— What you will do —
Please report each line of the data below that contains "Good".

────────────────────

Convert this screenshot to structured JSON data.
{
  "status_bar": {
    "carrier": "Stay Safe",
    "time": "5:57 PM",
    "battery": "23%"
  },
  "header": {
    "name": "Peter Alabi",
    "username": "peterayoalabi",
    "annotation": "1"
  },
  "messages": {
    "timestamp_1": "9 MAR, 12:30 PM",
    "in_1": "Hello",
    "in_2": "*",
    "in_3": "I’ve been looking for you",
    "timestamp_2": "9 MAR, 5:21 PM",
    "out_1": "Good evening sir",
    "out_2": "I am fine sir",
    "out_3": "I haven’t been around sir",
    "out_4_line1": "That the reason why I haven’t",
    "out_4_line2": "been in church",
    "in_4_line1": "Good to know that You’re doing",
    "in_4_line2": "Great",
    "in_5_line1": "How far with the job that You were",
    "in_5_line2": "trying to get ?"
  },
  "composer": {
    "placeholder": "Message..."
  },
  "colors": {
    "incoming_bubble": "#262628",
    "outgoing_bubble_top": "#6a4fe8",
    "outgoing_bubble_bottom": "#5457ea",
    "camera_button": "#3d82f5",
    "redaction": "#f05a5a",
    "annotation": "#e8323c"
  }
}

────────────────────

— Problem solution —
    "out_1": "Good evening sir",
    "in_4_line1": "Good to know that You’re doing",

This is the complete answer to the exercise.